=== Data supplied ===

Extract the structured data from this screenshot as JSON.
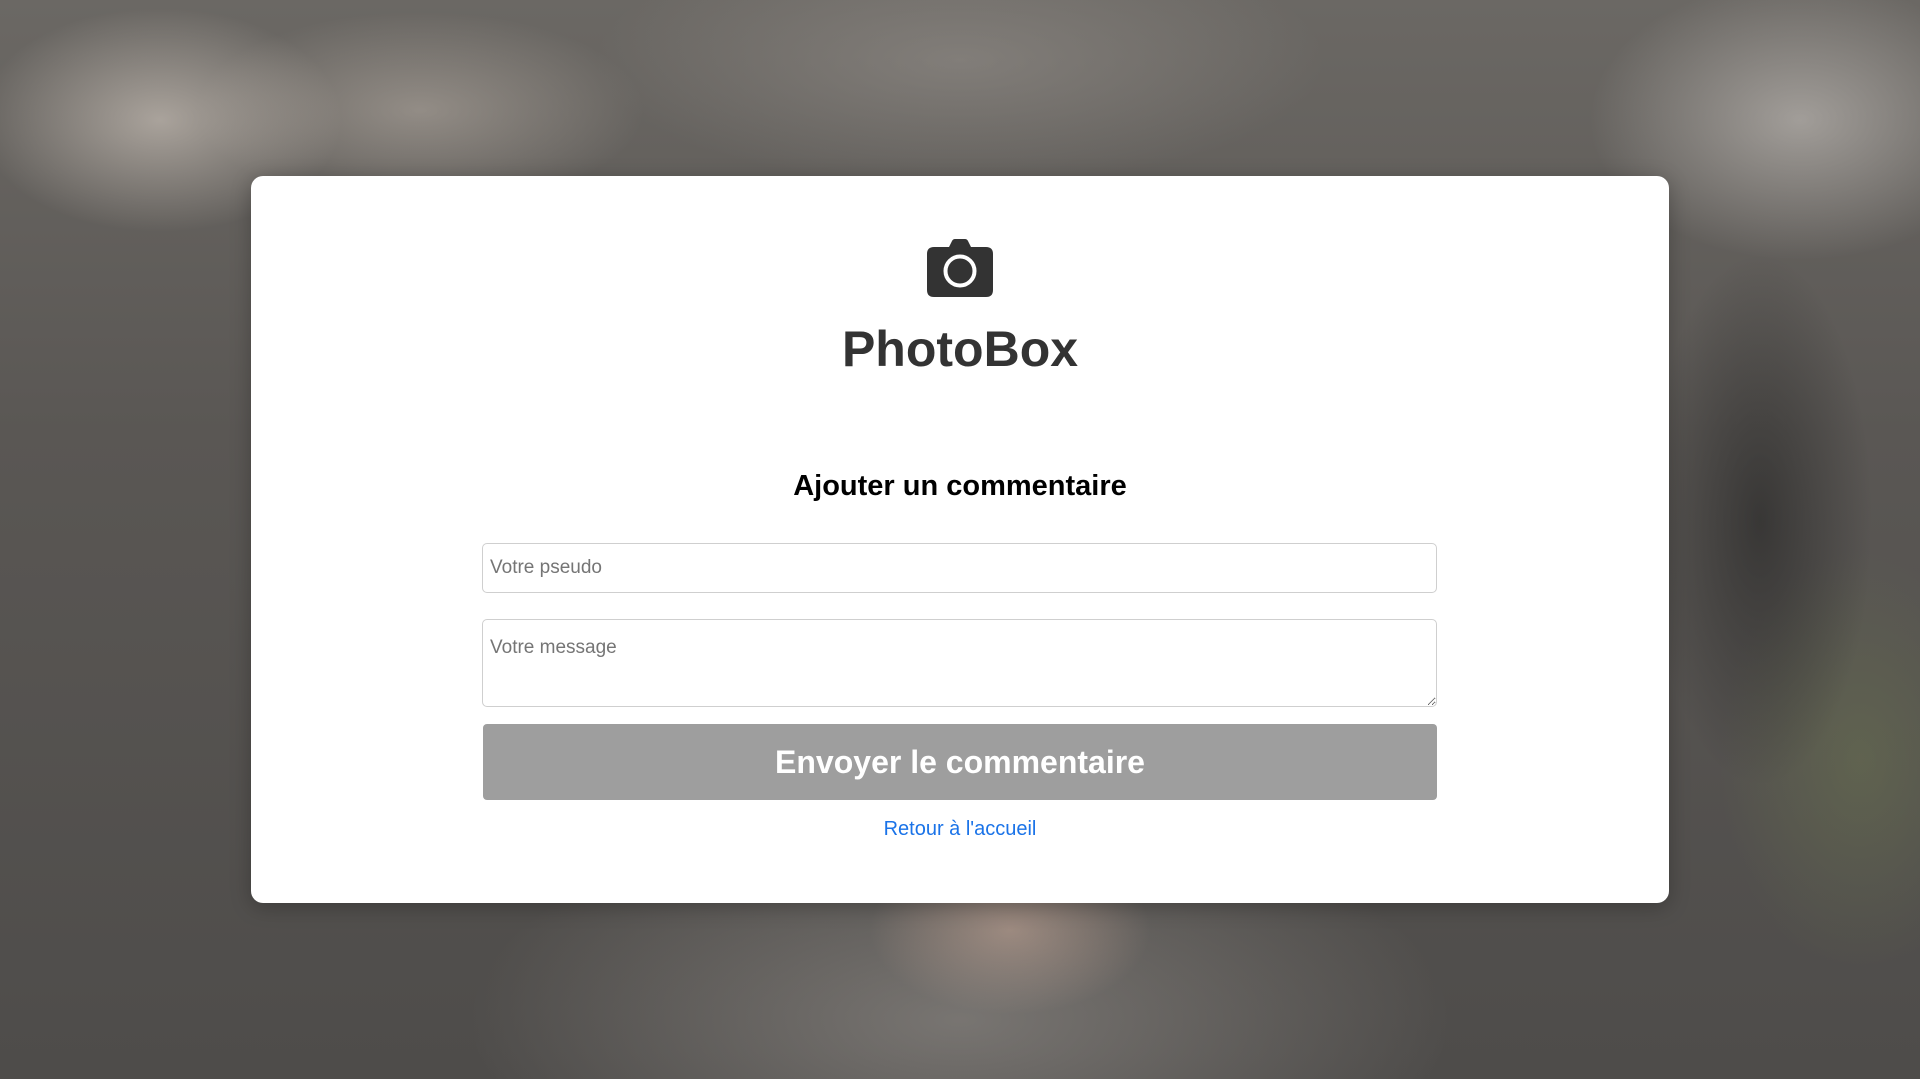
{
  "app": {
    "brand": "PhotoBox",
    "logo_icon": "camera-icon"
  },
  "form": {
    "heading": "Ajouter un commentaire",
    "pseudo_placeholder": "Votre pseudo",
    "pseudo_value": "",
    "message_placeholder": "Votre message",
    "message_value": "",
    "submit_label": "Envoyer le commentaire",
    "back_link_label": "Retour à l'accueil"
  },
  "colors": {
    "submit_button": "#9e9e9e",
    "link": "#1a73e8",
    "brand_text": "#333333"
  }
}
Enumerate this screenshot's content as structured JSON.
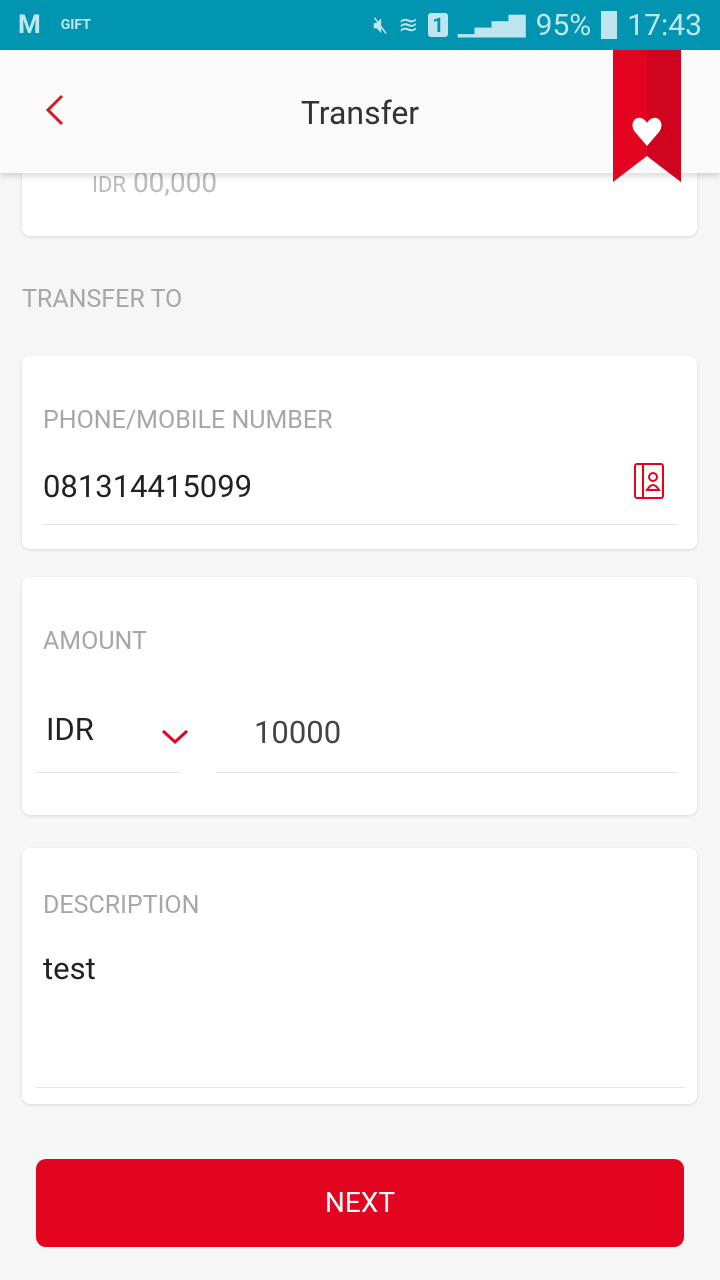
{
  "status_bar": {
    "gift_label": "GIFT",
    "sim": "1",
    "battery": "95%",
    "time": "17:43"
  },
  "header": {
    "title": "Transfer"
  },
  "previous_card": {
    "currency": "IDR",
    "amount": "00,000"
  },
  "section_title": "TRANSFER TO",
  "phone": {
    "label": "PHONE/MOBILE NUMBER",
    "value": "081314415099"
  },
  "amount": {
    "label": "AMOUNT",
    "currency": "IDR",
    "value": "10000"
  },
  "description": {
    "label": "DESCRIPTION",
    "value": "test"
  },
  "next_label": "NEXT",
  "colors": {
    "accent": "#e30520",
    "status_bar": "#0295b1"
  }
}
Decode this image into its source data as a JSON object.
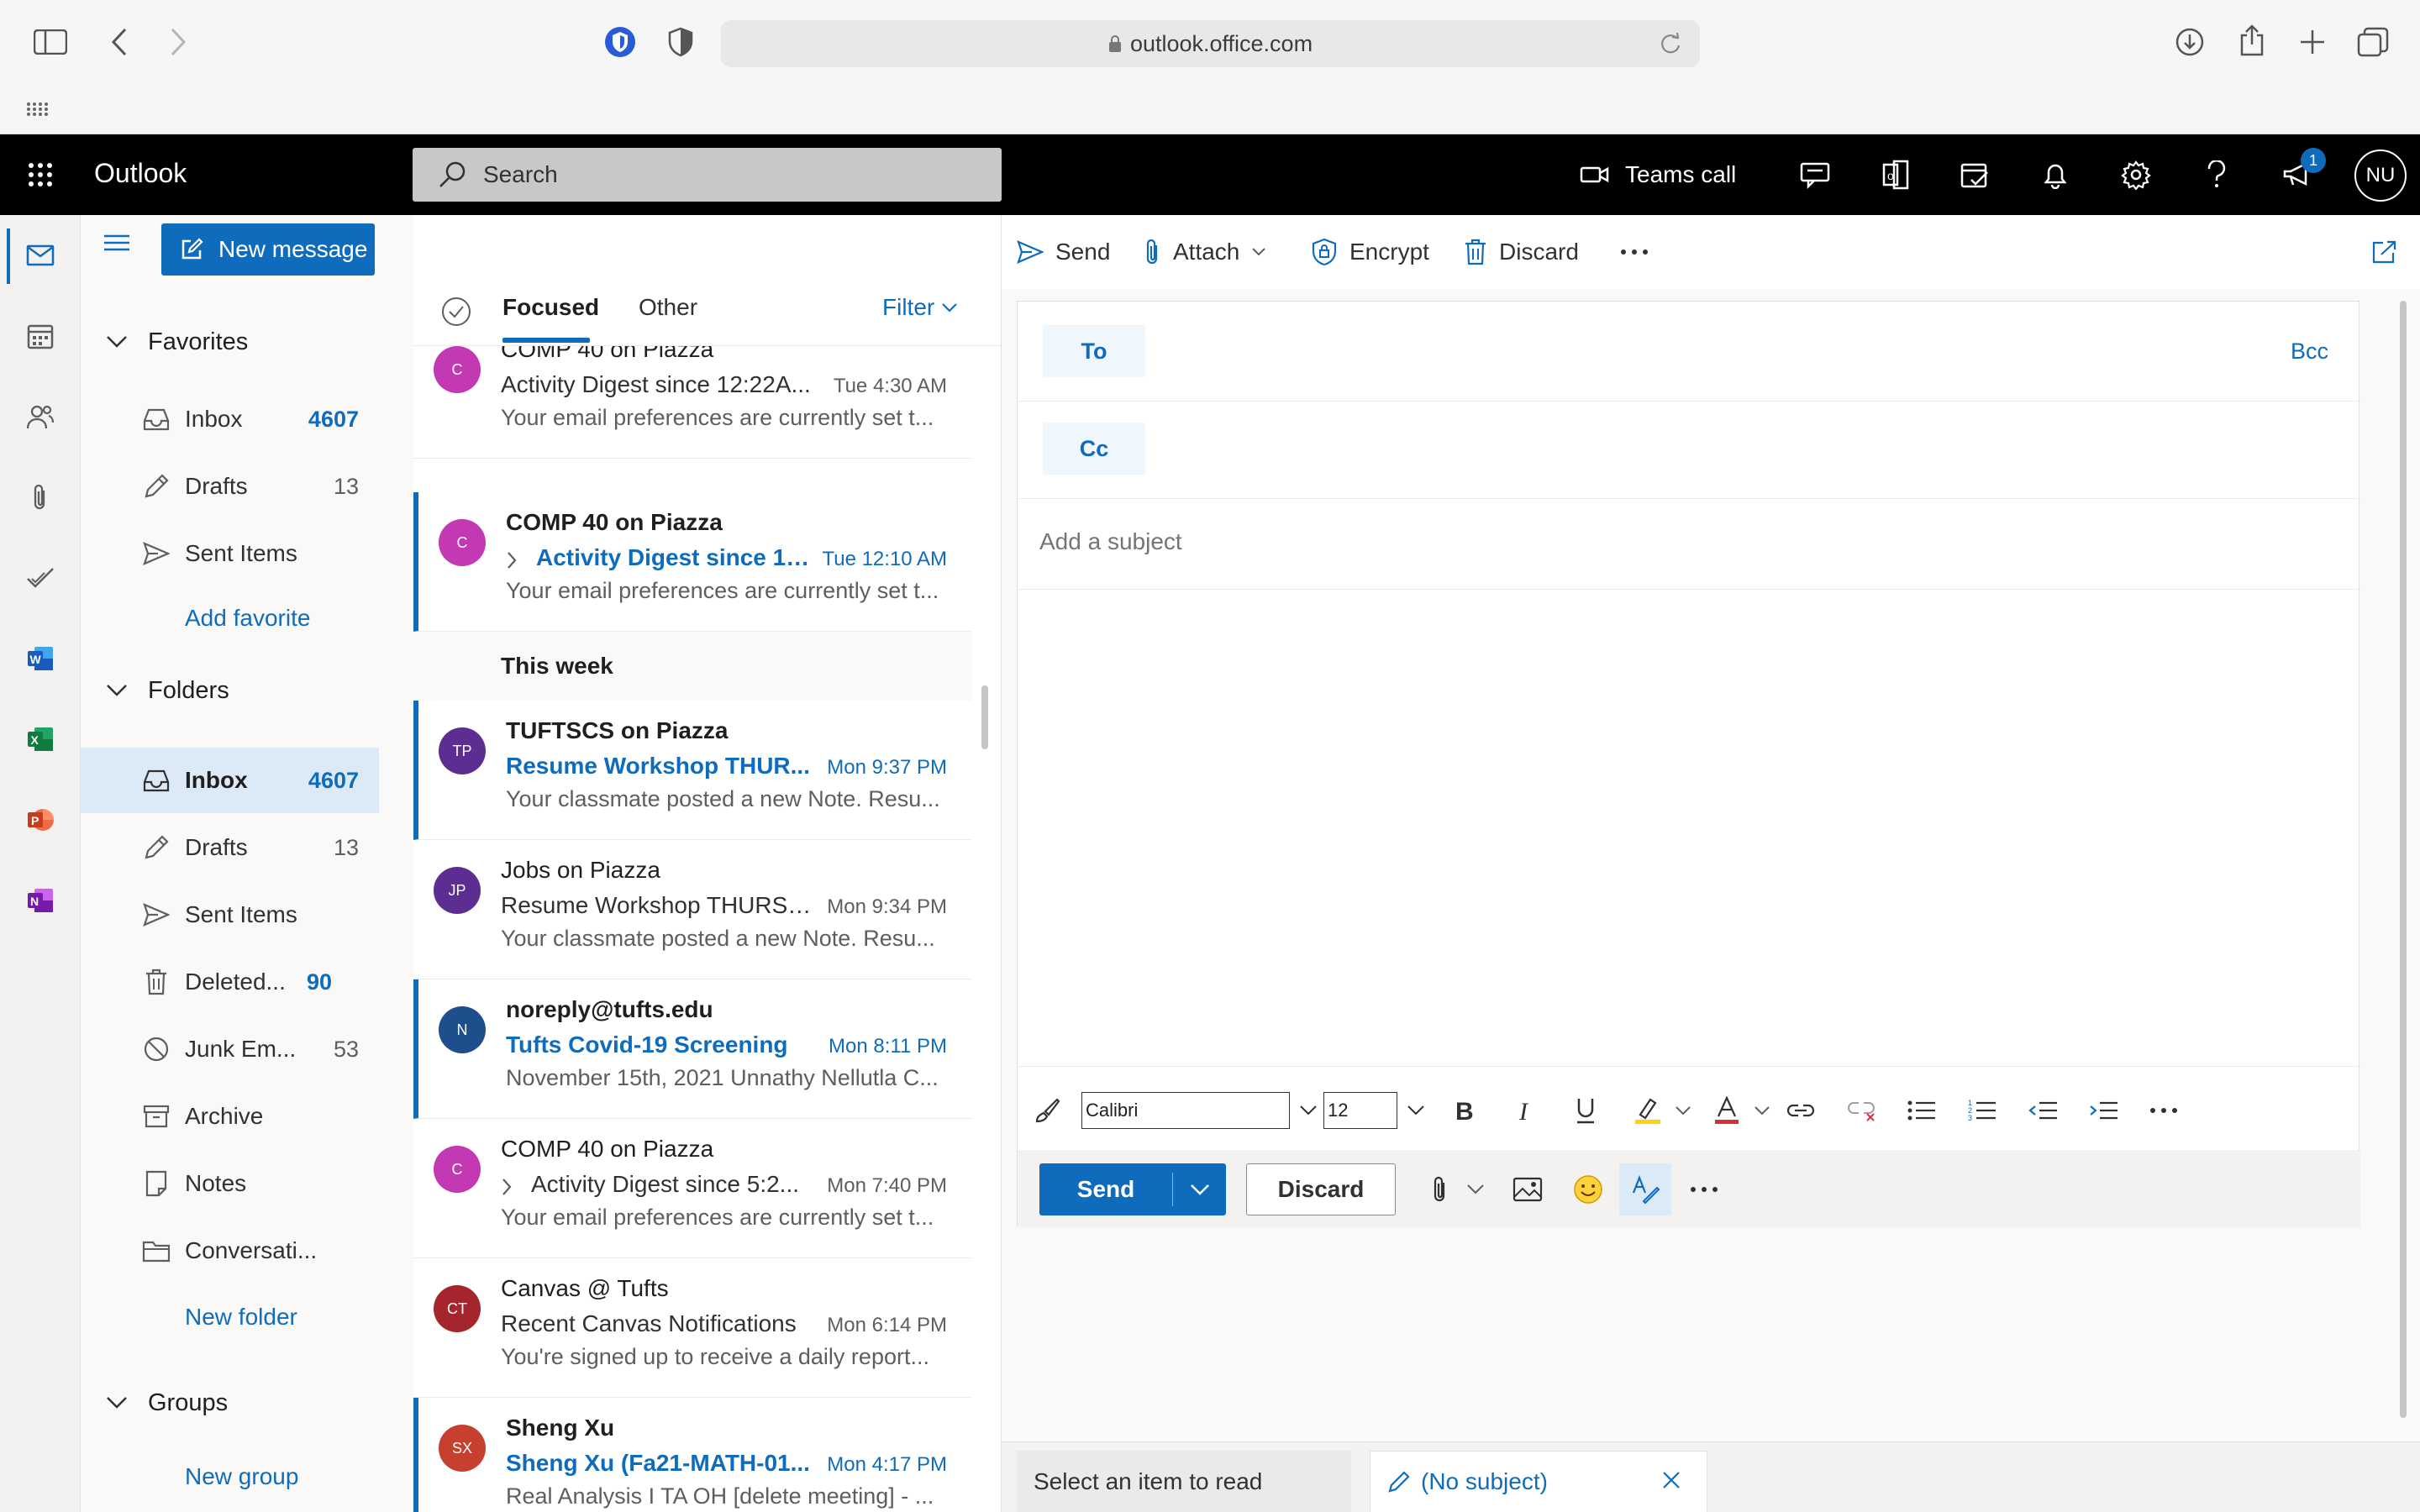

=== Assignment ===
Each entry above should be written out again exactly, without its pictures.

=== Exercise response ===
Extract the structured data from this screenshot as JSON.
{
  "app": {
    "brand": "PhotoBox",
    "logo_icon": "camera-icon"
  },
  "form": {
    "heading": "Ajouter un commentaire",
    "pseudo_placeholder": "Votre pseudo",
    "pseudo_value": "",
    "message_placeholder": "Votre message",
    "message_value": "",
    "submit_label": "Envoyer le commentaire",
    "back_link_label": "Retour à l'accueil"
  },
  "colors": {
    "submit_button": "#9e9e9e",
    "link": "#1a73e8",
    "brand_text": "#333333"
  }
}
Enumerate this screenshot's content as structured JSON.
{
  "status_bar": {
    "gift_label": "GIFT",
    "sim": "1",
    "battery": "95%",
    "time": "17:43"
  },
  "header": {
    "title": "Transfer"
  },
  "previous_card": {
    "currency": "IDR",
    "amount": "00,000"
  },
  "section_title": "TRANSFER TO",
  "phone": {
    "label": "PHONE/MOBILE NUMBER",
    "value": "081314415099"
  },
  "amount": {
    "label": "AMOUNT",
    "currency": "IDR",
    "value": "10000"
  },
  "description": {
    "label": "DESCRIPTION",
    "value": "test"
  },
  "next_label": "NEXT",
  "colors": {
    "accent": "#e30520",
    "status_bar": "#0295b1"
  }
}
Decode this image into its source data as a JSON object.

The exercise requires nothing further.